Credit: Justin Timberlake/Vevo/YouTube Screenshot
Pop culture hero Justin Timberlake released his new album “Man in the Woods” last Friday, and quickly followed it up with Sunday’s rather underwhelming Super Bowl halftime show. While Timberlake tries—and sadly often fails—throughout the one-hour-and-six-minute album to show his Tennessee roots and prove that he is a true “Southern man, a man of the woods” (as he proclaims at one point), the most exciting song is arguably “Filthy,” which is closest to the Timberlake fusion of R&B, dubstep, and pop that we’re all used to. Yet the accompanying video turns what seems like just another track about an arousing night with some woman turns into something very different altogether:
In the video, Timberlake plays a Steve jobs-style innovator who presents his newest creation at an Asian tech conference in the year 2028. His invention: a robot. As Timberlake retreats backstage, the robot takes over the presentation, showing off its fabulous skills. He (or it?) serves drinks, plays soccer, dances, grabs himself in the crotch, and even imitates sexual intercourse with a woman (after having had some exciting moments with her colleagues just before).
The audience becomes totally enamored with the robot after the performance of a neat trick towards the end, when it sends red lasers in all directions.

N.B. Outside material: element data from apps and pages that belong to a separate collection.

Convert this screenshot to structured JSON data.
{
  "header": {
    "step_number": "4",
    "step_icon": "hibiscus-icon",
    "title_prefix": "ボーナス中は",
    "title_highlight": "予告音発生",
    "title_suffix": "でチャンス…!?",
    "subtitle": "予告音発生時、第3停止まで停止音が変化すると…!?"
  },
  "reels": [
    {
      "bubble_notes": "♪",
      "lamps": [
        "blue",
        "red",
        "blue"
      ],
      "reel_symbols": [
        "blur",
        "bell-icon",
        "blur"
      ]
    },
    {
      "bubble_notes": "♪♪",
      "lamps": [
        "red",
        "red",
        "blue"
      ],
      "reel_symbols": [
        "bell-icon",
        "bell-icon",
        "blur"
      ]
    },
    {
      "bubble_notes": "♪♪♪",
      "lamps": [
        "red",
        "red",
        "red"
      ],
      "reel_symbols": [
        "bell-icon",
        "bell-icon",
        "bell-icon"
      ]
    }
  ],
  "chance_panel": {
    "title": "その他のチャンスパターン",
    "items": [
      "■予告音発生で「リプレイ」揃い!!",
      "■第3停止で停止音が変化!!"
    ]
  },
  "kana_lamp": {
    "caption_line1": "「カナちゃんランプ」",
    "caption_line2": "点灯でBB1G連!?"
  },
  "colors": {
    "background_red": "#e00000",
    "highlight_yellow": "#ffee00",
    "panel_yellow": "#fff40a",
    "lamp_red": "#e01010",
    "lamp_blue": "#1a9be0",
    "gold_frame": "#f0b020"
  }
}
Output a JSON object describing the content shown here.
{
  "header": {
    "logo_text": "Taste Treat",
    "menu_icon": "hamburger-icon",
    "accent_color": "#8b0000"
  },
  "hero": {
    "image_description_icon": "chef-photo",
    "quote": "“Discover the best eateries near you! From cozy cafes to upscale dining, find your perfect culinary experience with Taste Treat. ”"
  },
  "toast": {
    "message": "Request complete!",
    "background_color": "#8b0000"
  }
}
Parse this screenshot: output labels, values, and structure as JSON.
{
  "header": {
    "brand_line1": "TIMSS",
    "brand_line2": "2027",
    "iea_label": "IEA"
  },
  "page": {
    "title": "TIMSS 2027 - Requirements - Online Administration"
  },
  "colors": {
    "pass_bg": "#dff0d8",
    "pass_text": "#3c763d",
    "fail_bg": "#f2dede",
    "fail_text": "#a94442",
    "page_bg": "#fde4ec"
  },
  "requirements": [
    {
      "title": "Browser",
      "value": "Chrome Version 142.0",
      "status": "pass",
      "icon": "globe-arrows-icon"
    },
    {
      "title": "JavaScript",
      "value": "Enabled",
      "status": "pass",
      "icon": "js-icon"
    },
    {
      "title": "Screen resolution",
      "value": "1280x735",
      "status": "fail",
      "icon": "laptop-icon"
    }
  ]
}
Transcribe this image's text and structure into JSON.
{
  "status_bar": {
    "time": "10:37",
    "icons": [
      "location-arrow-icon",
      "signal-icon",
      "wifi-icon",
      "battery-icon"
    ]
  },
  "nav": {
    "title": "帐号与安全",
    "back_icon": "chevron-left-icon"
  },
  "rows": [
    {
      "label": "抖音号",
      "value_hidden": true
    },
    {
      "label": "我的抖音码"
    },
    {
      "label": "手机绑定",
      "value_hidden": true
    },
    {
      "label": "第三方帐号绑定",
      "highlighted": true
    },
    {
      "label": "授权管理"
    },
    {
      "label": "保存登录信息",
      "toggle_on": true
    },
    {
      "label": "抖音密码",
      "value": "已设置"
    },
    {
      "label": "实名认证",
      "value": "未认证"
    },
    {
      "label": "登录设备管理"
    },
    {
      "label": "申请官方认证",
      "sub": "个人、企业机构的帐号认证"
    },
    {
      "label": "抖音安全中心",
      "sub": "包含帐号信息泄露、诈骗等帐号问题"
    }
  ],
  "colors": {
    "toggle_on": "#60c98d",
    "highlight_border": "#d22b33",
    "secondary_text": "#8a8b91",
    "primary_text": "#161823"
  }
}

Meanwhile, Timberlake, so far joyous over the success of his invention, is slowly becoming pixellated, until at last he vanishes completely. Technology has won. The real human being is gone, to great cheering from the crowd.
Thus does “Filthy” show just some of the dangers not necessarily of impending technological innovations themselves, but of the ways those innovations are promoted so adamantly by transhumanists, cryonicists, and all the other techno-progressives. Technology has become for many an end in itself, not just the means to better one’s life. While the actions performed by the robot are beautifully human—the athleticism needed to compete at professional sports, the altruism to serve others, the togetherness between a man and a woman—in the video they’re the province of a steely object while the real human being in the back loses his meaning altogether.
The world drawn out in Timberlake’s work is just another step towards a “Technopoly,” as Neil Postman calls it, meaning a society in which technology is always supreme and may not be questioned—ever. As Postman says: “We are currently surrounded by throngs of zealous Theuths, one-eyed prophets who see only what new technologies can do and are incapable of imagining what they will undo. We might call such people Technophiles. They gaze on technology as a lover does on his beloved, seeing it as without blemish and entertaining no apprehension for the future.”
No wonder the prospect of having a sexbot as a girlfriend is alluring to so many.
In our technopoly, technology has become a god for the faithful. As James Buchanan writes, Christianity in the Western world has been replaced by the state for most people. But others, especially those who (thankfully) have rebelled against the idea of an “omnipotent government,” are looking to another source for hope in this secularized age, another way to feel as though one is part of a greater project than just one’s individual life. Technology and science have filled that gap perfectly.
That this isn’t an exaggeration becomes evident when you witness the viciousness that technophiles and their close acolytes the progressives level at those who even mildly question the idea that technological progress is in all cases beneficial. Why would you want to go back to the Dark Ages? You’re just on “the wrong side of history.” Believing in technology is the only way to go. New religions solely based on technology have already been founded, such as the “Way of the Future,” which wants to “develop and promote the realization of a Godhead based on Artificial Intelligence,” and tries to “through understanding and worship of the Godhead, contribute to the betterment of society.” As G.K. Chesterton wrote of this progressive attitude: “The typical modern man…has no positive picture at all of what he is aiming at, but only a vague (and erroneous) sensation of progress.”
That is not to say that the proper reaction to technophiles is to start “Livin’ Off the Land” again (as one Timberlake song is named), and flee from the modern world Henry David Thoreau-style (as alluring as that might be). The proper reaction is to neither revere technology unthinkingly nor reject it entirely (which would be hypocritical anyway, since we all use it day in and day out). Past technologies have undoubtedly led to human betterment on a scale previously unimaginable, while those that come will of course bring huge additional benefits, something we need to recognize.
We also need to recognize, however, that, as Postman writes, “every technology is both a burden and a blessing; not either-or, but this-and-that.” Instead of hailing technology without giving it a second thought and proclaiming progress as our new religion, we should be careful in how we use these innovations and (perhaps more importantly) how we look at them. Techno-realism should be the motto: an optimistic eye towards technology, but not a blind faith in it; an embrace of its benefits, but a recognition of their limits. Only then can technological progress actually mean progress. If we don’t realize that, we may lose ourselves on the way—just ask JT.
Kai Weiss is an International Relations student and works for the Austrian Economics Center and Hayek Institute, two libertarian think tanks based in Vienna, Austria.